● **SUPPLIED RECORDS**:
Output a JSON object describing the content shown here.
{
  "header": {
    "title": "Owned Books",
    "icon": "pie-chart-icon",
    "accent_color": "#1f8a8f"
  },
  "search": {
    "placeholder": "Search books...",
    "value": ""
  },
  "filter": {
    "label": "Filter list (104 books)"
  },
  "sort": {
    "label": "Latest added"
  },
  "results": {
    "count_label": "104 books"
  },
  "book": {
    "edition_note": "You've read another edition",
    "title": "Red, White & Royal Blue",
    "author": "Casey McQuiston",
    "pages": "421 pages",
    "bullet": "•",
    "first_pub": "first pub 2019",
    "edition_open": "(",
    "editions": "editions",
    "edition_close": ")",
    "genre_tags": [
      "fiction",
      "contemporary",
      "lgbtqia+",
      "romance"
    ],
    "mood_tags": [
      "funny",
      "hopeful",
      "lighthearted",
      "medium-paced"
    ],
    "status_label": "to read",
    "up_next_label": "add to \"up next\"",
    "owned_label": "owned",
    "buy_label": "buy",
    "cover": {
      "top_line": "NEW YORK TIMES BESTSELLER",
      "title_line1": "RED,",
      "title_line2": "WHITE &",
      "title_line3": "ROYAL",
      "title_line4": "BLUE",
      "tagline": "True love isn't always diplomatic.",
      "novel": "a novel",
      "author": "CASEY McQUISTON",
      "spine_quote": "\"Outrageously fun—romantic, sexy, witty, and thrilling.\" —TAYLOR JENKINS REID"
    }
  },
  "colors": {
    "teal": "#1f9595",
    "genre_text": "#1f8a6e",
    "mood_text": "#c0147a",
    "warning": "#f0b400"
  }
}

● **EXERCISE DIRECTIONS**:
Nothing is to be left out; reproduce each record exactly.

● **EXPECTED ANSWER**:
Output a JSON object describing the content shown here.
{
  "header": {
    "title": "Owned Books",
    "icon": "pie-chart-icon",
    "accent_color": "#1f8a8f"
  },
  "search": {
    "placeholder": "Search books...",
    "value": ""
  },
  "filter": {
    "label": "Filter list (104 books)"
  },
  "sort": {
    "label": "Latest added"
  },
  "results": {
    "count_label": "104 books"
  },
  "book": {
    "edition_note": "You've read another edition",
    "title": "Red, White & Royal Blue",
    "author": "Casey McQuiston",
    "pages": "421 pages",
    "bullet": "•",
    "first_pub": "first pub 2019",
    "edition_open": "(",
    "editions": "editions",
    "edition_close": ")",
    "genre_tags": [
      "fiction",
      "contemporary",
      "lgbtqia+",
      "romance"
    ],
    "mood_tags": [
      "funny",
      "hopeful",
      "lighthearted",
      "medium-paced"
    ],
    "status_label": "to read",
    "up_next_label": "add to \"up next\"",
    "owned_label": "owned",
    "buy_label": "buy",
    "cover": {
      "top_line": "NEW YORK TIMES BESTSELLER",
      "title_line1": "RED,",
      "title_line2": "WHITE &",
      "title_line3": "ROYAL",
      "title_line4": "BLUE",
      "tagline": "True love isn't always diplomatic.",
      "novel": "a novel",
      "author": "CASEY McQUISTON",
      "spine_quote": "\"Outrageously fun—romantic, sexy, witty, and thrilling.\" —TAYLOR JENKINS REID"
    }
  },
  "colors": {
    "teal": "#1f9595",
    "genre_text": "#1f8a6e",
    "mood_text": "#c0147a",
    "warning": "#f0b400"
  }
}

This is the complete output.